Title: Finding a Needle in a Haystack: The Case with Software Bugs

Keywords: Software Engineering; AI; Software Bugs

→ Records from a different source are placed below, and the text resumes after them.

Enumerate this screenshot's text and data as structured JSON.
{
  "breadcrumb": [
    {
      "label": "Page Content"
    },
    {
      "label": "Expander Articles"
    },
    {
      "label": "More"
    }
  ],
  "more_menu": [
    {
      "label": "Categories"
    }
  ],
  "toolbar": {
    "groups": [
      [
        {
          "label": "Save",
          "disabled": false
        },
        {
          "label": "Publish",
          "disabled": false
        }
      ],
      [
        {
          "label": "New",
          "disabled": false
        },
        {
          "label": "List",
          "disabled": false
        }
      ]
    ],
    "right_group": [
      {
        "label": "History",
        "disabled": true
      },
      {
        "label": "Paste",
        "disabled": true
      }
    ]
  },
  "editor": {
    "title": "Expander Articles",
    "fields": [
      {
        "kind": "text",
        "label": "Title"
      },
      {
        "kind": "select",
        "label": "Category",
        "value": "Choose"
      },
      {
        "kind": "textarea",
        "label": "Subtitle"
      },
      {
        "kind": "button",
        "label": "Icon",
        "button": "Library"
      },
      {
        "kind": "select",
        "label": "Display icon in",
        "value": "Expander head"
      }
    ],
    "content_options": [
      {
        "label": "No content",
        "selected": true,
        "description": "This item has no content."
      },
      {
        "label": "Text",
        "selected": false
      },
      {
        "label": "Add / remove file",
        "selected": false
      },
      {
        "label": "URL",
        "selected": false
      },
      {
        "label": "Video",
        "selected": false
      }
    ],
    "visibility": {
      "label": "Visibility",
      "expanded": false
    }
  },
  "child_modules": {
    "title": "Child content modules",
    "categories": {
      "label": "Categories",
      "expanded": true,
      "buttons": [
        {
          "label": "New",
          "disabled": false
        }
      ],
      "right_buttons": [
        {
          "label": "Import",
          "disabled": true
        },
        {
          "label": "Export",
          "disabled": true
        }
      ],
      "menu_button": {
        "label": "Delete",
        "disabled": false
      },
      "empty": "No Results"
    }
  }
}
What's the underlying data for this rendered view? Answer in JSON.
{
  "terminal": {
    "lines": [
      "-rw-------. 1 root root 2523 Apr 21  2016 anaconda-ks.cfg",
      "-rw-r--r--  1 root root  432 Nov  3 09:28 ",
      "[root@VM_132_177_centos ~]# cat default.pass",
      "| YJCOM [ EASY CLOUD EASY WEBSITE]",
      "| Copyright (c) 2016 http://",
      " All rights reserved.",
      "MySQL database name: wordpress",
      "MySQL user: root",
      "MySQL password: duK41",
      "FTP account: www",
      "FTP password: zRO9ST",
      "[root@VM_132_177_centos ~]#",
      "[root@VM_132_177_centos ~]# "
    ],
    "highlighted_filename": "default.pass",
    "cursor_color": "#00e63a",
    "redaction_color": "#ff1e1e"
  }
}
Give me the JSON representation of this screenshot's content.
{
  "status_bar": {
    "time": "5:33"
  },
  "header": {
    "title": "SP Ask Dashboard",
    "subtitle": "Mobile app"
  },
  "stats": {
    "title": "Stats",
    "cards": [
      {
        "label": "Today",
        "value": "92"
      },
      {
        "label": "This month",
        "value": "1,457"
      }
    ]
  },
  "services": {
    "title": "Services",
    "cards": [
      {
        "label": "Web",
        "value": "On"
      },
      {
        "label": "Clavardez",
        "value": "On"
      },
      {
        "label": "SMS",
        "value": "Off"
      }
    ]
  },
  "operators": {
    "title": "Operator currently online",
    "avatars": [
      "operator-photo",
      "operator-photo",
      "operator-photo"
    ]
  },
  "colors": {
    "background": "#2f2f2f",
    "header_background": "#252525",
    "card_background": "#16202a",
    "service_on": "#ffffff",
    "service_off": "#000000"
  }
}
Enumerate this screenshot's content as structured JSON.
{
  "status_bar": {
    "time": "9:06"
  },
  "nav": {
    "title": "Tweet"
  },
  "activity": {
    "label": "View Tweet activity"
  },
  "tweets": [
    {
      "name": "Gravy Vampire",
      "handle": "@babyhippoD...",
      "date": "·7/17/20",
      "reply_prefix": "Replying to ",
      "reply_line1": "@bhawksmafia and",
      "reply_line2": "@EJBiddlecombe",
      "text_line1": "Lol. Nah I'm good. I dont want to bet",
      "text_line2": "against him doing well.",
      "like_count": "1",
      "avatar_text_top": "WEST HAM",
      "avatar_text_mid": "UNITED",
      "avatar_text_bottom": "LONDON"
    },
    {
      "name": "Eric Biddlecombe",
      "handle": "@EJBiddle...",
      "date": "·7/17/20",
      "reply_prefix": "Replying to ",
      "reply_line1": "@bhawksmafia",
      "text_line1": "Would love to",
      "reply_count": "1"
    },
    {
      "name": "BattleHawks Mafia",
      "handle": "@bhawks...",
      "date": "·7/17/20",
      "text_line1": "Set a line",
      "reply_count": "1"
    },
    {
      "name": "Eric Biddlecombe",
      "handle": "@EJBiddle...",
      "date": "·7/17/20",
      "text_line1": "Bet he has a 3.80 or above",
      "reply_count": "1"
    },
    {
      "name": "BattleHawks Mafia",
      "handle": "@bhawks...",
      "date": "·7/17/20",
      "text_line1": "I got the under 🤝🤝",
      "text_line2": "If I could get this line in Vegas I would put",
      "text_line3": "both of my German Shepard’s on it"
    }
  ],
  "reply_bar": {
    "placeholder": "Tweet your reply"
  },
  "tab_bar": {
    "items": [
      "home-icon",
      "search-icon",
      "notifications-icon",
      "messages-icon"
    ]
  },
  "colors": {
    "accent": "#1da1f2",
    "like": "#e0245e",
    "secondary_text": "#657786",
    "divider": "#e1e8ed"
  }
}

Software bugs come in various shapes and sizes. They affect businesses and end-users, and many have serious consequences. Fortunately, bugs are anomalies -- the majority of software code is correct. However, this fact makes bug detection hard. This talk will present how AI can be used to identify such anomalous and undesirable code. The talk will highlight one of our latest works that identifies API misuses through active learning and discriminative pattern mining. It will also present our recent work that learns source code representations helpful for a number of downstream tasks on bug identification and management. This talk will also describe open problems and opportunities, with the goal of encouraging more research in this exciting topic at the intersection of software engineering and artificial intelligence.